Games: Amazon launches multi-platform friendly Luna streaming game service in the US

Amazon's new streaming game service is effectively a 'gaming Netflix'
Amazon's new streaming game service is effectively a 'gaming Netflix' Amazon's new streaming game service is effectively a 'gaming Netflix'

I REMEMBER when Amazon only sold books. Not content to stream boxsets to your eyeballs, deliver drone drops of bog roll then listen to every grunt through Alexa, the online Goliath is now entering the gaming ring with a streaming service to rival Google's maligned Stadia.

As the pandemic relegates us to skulking in our hellholes like blind cave fish, gamers' loins are a-quiver in anticipation of new hardware from Sony and Microsoft. But rather than resort to a new console in the living room, Amazon hopes gamers will instead suckle at its servers for their hit.

Announced alongside an in-home flying security drone that'll make it much easier for the NSA to poke around your gaff, Luna is the latest hat-toss into the cloud gaming ring, promising to pump virtual escape down our network cables.

Unlike Google's much-maligned Stadia effort, which required both a monthly subscription on top of game purchases, Amazon's deal is much simpler, offering an initial glut of 100 games for an "introductory price" of six bucks a month, available on PC, Mac, Amazon Fire TV, and iOS.

The all-you-can-eat model is closer to a gaming Netflix – though at some point surely Netflix itself will join the party – and while there's no sign of the Luna eclipse on these shores yet, expect it soon.
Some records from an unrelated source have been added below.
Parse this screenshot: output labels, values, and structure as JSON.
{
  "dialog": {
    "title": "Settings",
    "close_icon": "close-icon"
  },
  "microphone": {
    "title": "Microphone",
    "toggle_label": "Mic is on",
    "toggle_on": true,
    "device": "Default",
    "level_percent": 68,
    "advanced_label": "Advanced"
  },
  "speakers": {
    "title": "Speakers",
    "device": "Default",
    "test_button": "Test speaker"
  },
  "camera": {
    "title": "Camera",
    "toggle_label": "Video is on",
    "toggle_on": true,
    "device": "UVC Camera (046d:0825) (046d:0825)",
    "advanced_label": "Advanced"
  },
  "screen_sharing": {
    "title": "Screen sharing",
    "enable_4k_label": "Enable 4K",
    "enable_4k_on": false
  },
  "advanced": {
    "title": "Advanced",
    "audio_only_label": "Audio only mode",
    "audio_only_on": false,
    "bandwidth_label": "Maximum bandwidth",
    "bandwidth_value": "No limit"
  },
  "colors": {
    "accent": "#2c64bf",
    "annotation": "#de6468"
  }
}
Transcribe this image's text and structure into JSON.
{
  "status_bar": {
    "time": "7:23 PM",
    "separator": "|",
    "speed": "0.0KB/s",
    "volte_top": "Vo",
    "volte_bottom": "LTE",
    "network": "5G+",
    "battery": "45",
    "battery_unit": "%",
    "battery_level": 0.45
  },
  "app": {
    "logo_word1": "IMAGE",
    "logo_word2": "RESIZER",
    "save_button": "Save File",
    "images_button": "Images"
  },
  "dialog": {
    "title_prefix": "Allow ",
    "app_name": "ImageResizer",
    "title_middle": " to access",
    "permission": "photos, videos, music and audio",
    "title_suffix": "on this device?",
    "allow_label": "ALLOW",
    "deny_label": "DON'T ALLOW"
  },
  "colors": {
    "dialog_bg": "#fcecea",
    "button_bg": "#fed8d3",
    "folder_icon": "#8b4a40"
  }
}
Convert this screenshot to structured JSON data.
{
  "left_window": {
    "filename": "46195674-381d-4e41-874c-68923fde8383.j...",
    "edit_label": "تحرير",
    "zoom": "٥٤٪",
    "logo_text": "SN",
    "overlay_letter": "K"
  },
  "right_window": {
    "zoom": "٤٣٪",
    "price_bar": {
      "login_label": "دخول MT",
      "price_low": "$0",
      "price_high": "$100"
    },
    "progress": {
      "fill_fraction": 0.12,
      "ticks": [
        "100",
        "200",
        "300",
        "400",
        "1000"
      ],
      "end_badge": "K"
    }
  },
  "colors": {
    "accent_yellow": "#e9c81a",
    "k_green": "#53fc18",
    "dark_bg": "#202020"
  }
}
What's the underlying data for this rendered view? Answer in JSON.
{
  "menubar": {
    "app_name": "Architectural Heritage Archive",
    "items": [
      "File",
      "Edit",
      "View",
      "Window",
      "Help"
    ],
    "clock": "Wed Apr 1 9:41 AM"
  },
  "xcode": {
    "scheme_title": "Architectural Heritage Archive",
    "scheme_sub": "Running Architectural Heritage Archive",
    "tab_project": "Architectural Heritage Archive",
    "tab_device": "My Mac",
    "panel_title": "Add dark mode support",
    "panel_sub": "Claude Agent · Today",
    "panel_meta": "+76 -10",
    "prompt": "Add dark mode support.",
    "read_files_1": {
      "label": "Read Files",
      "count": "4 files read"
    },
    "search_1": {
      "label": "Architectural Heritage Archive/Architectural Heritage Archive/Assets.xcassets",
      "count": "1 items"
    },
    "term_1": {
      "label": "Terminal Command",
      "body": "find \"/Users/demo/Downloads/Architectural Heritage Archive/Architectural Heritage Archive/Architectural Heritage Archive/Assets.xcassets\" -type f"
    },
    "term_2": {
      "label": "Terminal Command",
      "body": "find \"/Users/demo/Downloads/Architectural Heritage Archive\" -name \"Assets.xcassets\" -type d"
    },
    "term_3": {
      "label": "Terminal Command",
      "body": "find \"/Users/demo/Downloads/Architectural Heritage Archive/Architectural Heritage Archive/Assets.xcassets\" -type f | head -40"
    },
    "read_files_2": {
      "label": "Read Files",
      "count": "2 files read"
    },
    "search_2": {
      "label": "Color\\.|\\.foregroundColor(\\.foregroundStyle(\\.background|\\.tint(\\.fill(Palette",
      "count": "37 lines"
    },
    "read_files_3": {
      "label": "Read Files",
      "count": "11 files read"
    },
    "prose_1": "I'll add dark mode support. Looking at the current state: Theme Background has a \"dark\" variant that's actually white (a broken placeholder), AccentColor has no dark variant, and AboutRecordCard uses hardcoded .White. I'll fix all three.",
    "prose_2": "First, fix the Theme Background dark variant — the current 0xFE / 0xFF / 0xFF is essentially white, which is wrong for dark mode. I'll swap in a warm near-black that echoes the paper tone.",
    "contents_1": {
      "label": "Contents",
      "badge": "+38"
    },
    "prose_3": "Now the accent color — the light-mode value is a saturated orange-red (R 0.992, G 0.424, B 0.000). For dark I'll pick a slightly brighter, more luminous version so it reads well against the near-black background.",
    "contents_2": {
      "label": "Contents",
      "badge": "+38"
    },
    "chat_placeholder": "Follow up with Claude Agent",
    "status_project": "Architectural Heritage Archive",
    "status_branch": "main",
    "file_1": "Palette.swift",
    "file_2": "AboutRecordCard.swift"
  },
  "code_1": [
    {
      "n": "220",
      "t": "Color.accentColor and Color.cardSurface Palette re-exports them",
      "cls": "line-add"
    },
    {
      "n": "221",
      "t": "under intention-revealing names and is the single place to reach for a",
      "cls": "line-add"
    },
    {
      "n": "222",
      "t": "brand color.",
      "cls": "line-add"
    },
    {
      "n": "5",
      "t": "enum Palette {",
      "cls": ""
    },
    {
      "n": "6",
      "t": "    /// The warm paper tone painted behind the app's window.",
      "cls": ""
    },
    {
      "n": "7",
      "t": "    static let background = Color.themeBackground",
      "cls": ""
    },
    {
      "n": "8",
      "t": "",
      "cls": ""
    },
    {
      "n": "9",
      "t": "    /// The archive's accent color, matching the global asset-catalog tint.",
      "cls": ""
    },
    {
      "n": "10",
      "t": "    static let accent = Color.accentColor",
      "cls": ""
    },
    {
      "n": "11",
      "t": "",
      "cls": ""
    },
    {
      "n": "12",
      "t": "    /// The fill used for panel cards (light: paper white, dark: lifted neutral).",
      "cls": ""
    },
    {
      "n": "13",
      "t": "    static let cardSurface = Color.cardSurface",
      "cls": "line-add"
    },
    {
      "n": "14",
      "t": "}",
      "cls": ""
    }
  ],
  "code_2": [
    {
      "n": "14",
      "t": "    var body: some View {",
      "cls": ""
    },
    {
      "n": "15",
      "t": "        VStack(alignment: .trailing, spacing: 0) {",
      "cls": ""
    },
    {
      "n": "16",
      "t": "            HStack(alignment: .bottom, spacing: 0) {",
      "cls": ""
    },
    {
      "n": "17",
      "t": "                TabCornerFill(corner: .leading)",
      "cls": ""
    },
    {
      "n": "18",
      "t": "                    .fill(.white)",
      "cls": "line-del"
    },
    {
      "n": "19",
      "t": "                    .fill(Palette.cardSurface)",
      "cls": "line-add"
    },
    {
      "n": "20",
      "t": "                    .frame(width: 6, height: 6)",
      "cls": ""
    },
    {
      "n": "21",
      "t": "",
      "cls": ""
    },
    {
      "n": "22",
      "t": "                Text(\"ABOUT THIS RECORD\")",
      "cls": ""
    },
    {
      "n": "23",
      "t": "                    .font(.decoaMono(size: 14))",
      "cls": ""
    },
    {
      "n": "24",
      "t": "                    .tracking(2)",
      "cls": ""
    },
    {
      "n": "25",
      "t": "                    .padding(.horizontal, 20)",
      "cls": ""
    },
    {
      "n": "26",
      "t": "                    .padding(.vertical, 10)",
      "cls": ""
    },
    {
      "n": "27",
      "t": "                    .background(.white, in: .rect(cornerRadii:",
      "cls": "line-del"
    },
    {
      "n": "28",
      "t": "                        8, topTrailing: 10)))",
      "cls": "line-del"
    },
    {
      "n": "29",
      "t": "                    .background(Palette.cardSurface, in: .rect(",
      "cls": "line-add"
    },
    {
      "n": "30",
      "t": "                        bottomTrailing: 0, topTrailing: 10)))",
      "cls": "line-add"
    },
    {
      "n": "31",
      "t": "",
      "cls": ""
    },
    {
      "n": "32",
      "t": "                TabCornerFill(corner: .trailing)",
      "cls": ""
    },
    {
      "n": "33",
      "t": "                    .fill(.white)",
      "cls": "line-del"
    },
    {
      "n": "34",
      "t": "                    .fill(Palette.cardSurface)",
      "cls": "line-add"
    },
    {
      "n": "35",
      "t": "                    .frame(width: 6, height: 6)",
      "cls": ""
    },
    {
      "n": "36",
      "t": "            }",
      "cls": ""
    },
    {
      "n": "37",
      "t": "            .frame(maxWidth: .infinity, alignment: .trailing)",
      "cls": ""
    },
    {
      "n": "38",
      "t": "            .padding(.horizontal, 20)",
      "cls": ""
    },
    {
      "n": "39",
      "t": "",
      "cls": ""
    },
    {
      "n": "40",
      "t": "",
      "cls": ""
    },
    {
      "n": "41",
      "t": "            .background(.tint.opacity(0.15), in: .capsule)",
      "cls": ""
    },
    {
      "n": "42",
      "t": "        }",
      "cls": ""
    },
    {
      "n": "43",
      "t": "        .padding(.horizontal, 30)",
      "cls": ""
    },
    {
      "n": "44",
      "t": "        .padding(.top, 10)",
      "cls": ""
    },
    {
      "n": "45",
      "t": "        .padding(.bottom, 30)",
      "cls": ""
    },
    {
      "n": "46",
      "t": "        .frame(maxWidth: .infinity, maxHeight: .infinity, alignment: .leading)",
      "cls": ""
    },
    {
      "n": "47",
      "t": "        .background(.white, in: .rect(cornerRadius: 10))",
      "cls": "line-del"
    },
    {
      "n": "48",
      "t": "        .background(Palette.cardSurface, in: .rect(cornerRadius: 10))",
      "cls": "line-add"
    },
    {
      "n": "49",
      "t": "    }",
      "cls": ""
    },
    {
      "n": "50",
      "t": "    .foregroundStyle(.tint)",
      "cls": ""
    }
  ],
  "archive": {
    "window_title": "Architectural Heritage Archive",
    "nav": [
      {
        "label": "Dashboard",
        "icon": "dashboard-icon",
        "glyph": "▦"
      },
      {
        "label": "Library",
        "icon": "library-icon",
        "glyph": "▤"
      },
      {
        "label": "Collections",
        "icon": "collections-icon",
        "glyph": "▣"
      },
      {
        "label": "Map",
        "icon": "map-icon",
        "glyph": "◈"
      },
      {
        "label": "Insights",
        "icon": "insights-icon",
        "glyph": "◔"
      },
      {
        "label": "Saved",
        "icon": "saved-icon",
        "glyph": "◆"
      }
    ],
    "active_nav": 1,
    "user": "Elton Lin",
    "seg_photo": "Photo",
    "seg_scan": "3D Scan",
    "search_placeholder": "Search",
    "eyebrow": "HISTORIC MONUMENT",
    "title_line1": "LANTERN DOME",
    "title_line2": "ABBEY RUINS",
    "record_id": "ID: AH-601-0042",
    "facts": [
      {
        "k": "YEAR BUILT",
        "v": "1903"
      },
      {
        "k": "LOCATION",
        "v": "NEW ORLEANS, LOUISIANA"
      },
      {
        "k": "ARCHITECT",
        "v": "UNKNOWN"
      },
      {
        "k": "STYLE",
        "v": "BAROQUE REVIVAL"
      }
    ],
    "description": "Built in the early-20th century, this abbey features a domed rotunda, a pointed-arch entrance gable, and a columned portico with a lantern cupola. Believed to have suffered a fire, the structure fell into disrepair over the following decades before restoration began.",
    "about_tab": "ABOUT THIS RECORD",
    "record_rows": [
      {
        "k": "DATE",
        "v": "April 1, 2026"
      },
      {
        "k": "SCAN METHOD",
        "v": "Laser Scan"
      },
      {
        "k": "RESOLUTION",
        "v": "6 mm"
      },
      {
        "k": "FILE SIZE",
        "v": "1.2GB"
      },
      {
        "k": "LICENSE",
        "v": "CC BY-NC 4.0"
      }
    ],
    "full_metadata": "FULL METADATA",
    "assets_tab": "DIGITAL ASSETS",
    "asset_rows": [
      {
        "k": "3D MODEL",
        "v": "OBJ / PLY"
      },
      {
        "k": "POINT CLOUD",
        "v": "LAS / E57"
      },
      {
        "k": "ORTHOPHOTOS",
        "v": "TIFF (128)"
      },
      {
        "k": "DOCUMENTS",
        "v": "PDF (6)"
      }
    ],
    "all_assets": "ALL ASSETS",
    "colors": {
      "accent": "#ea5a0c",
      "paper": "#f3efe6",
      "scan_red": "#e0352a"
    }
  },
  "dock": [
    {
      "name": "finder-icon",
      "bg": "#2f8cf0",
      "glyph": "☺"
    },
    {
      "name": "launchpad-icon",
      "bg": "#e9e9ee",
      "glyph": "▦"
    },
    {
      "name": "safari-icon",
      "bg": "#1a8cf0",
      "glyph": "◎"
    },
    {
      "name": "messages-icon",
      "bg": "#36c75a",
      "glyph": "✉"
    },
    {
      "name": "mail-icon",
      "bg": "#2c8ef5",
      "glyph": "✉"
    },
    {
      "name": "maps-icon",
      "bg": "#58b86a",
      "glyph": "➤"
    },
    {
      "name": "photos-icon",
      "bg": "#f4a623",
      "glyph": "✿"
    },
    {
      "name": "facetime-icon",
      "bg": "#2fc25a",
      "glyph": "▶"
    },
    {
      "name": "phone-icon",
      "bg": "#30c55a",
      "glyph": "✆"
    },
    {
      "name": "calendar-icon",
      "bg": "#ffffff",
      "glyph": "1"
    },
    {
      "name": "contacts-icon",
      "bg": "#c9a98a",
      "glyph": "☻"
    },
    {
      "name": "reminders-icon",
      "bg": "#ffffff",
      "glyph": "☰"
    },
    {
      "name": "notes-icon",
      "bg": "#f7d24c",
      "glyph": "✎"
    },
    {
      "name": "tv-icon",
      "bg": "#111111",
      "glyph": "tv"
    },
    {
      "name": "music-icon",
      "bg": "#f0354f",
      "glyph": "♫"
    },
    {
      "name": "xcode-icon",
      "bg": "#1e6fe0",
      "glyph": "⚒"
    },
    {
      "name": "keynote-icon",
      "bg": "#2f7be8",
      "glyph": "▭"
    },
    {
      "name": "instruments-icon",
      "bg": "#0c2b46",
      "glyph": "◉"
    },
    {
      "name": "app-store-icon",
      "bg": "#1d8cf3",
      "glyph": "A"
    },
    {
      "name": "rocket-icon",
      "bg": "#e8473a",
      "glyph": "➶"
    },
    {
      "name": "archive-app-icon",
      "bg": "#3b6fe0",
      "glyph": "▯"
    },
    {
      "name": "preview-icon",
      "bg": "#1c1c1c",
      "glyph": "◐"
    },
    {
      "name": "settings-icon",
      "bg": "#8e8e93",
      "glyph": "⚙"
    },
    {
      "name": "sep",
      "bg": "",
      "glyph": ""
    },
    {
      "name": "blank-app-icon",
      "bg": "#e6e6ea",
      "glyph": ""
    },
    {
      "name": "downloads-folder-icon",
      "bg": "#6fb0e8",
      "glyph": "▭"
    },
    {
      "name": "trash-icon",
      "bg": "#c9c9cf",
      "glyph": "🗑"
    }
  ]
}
Being a streaming service means you're at the mercy of your broadband connection, though, with no dedicated console to download games to, so hinterlands-types may well have to contend with constant buffering messages. With a beefy connection, however, all Luna titles will be playable at up to 4K, including the likes of Control, Panzer Dragoon, The Surge 2, Yooka-Laylee and Resident Evil 7. More will be added over time, and games can be played on up to two devices simultaneously with a single subscription.

In addition, Amazon has partnered with Ubisoft to create a gaming channel exclusive to Luna, giving subscribers access to the French giant's titles the same day they release, including Assassins Creed Valhalla and Far Cry 6.

Working like Prime Video, it seems Luna will offer additional channels dedicated to certain publishers, each with a separate fee. Think Sky – you get the basics for your subscription and pay extra for the perks.

Twitch integration means when you spy your favourite streamer playing, you can instantly launch the same game at the click of a button. And said buttons come mounted in a handsome controller that mimics the best, essentially ripping off the Switch Pro for an introductory price of 50 bucks, though I'm less than enthusiastic about lining Jeff Bezos' silk pockets even more – every penny I give to the cueball-headed tax-dodger chips away a sliver of my soul.

While game streaming has yet to dent traditional consoles, it seems physical copies are sadly going the way of vinyl, where only weary old farts like myself value the tactile joys of a box and shiny disc that's yours to keep, smell and fondle. And good luck trying to play classics in 20 years' time if companies decide to pull them from their online catalogue.

Ah well, we'll all be dead by then anyway, our carcasses having been drone-lifted out of Amazon's concentration camps.